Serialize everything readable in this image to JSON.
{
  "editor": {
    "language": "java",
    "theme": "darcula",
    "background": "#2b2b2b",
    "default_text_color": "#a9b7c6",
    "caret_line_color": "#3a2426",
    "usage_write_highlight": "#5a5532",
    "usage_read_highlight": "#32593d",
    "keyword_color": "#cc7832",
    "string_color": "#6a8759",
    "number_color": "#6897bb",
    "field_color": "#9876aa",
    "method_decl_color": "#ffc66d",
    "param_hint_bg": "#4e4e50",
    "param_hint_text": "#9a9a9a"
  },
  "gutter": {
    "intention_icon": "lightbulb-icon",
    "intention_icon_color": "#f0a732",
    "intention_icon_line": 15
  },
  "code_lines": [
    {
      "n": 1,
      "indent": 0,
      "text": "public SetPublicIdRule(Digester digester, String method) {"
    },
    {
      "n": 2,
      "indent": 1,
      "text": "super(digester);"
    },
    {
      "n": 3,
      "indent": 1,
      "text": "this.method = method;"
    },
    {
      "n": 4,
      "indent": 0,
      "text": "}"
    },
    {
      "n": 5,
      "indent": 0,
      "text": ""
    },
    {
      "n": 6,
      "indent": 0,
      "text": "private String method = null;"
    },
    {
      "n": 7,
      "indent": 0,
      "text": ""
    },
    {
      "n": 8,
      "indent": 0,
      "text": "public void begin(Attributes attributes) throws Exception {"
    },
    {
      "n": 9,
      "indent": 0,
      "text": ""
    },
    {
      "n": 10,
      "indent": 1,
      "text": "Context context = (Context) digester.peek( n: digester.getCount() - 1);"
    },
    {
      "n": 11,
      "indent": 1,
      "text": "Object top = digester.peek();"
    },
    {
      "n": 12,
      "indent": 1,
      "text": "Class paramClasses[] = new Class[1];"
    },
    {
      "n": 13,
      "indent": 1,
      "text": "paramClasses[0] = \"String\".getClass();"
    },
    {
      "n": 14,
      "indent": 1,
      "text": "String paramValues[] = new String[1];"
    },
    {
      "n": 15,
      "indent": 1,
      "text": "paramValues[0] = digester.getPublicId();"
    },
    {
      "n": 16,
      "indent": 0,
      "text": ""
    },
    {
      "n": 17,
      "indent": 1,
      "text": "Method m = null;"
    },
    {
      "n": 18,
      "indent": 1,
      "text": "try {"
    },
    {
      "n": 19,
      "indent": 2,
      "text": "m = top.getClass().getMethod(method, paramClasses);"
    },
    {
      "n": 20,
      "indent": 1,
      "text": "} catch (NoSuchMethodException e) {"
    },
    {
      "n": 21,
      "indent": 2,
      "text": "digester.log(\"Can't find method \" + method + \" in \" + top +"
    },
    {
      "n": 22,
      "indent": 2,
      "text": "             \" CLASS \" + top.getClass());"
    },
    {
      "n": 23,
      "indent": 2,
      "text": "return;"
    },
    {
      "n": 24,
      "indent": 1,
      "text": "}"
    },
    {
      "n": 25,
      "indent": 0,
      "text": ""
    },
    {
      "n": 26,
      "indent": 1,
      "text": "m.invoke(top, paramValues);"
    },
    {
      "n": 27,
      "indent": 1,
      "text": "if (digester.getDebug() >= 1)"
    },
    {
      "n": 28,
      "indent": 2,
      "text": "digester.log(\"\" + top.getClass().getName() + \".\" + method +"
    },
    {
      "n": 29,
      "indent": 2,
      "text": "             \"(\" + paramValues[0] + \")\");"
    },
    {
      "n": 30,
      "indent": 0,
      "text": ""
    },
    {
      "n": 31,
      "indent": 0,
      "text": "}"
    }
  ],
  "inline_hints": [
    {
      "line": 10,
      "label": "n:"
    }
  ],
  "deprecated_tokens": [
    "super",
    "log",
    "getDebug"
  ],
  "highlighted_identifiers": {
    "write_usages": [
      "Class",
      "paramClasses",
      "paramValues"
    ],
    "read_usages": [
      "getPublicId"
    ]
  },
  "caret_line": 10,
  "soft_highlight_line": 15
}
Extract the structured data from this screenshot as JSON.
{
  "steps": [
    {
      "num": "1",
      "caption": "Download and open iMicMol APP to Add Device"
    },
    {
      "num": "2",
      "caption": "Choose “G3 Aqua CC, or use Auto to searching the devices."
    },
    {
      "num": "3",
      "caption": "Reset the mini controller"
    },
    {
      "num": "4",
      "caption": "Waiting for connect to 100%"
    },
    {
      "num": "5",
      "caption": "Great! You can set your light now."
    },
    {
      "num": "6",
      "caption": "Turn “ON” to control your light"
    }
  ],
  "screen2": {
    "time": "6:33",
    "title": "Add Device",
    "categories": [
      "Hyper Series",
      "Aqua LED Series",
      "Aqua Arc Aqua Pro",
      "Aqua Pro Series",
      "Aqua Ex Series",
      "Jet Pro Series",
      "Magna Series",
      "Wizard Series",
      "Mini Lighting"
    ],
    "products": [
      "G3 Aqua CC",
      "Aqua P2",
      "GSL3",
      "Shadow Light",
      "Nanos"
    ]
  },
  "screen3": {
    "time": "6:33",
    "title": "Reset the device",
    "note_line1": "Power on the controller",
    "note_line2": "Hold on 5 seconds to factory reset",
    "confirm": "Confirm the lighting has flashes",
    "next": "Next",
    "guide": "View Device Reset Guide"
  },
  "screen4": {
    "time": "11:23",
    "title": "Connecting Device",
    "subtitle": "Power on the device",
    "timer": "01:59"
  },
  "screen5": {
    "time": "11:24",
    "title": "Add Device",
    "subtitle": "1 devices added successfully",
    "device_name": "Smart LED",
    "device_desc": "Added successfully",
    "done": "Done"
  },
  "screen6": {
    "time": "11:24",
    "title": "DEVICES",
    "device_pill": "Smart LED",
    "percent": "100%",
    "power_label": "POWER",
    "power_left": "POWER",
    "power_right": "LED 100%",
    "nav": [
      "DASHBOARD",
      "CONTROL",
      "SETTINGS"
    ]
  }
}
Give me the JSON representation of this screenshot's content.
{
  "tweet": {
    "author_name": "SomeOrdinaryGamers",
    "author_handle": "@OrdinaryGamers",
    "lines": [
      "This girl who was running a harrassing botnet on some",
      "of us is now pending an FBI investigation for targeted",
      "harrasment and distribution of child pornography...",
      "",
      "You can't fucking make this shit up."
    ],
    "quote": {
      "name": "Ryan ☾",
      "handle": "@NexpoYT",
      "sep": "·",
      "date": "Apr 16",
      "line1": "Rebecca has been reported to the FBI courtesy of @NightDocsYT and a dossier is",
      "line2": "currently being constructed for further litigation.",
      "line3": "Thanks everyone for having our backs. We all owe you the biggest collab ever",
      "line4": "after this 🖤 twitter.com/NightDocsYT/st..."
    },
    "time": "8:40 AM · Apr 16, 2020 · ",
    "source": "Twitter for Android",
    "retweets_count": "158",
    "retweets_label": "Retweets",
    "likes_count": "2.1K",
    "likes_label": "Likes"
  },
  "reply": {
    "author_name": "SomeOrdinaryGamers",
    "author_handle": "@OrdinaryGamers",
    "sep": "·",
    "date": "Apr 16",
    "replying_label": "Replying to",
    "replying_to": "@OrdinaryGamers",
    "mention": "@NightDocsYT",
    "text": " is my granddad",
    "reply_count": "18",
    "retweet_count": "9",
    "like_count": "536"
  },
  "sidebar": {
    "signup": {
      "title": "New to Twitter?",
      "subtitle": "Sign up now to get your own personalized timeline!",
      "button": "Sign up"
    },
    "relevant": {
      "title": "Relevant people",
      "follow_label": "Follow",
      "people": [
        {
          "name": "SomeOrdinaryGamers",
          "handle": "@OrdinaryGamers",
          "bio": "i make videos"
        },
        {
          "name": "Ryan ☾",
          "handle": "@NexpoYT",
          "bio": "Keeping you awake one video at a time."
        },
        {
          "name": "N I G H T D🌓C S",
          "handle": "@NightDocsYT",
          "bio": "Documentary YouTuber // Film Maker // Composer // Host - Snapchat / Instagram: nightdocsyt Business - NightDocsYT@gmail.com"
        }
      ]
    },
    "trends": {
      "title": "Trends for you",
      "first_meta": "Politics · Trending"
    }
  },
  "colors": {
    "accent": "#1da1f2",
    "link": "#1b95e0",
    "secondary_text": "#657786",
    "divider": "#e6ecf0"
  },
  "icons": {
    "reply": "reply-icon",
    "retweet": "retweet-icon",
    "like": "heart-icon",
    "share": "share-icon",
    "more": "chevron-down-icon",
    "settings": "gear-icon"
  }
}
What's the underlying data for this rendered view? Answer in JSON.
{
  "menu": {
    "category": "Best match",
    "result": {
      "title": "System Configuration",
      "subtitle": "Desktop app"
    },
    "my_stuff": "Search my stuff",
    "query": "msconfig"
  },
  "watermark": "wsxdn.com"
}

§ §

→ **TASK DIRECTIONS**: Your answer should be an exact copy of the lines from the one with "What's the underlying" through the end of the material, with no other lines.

→ **RESPONSE AREA**:
What's the underlying data for this rendered view? Answer in JSON.
{
  "menu": {
    "category": "Best match",
    "result": {
      "title": "System Configuration",
      "subtitle": "Desktop app"
    },
    "my_stuff": "Search my stuff",
    "query": "msconfig"
  },
  "watermark": "wsxdn.com"
}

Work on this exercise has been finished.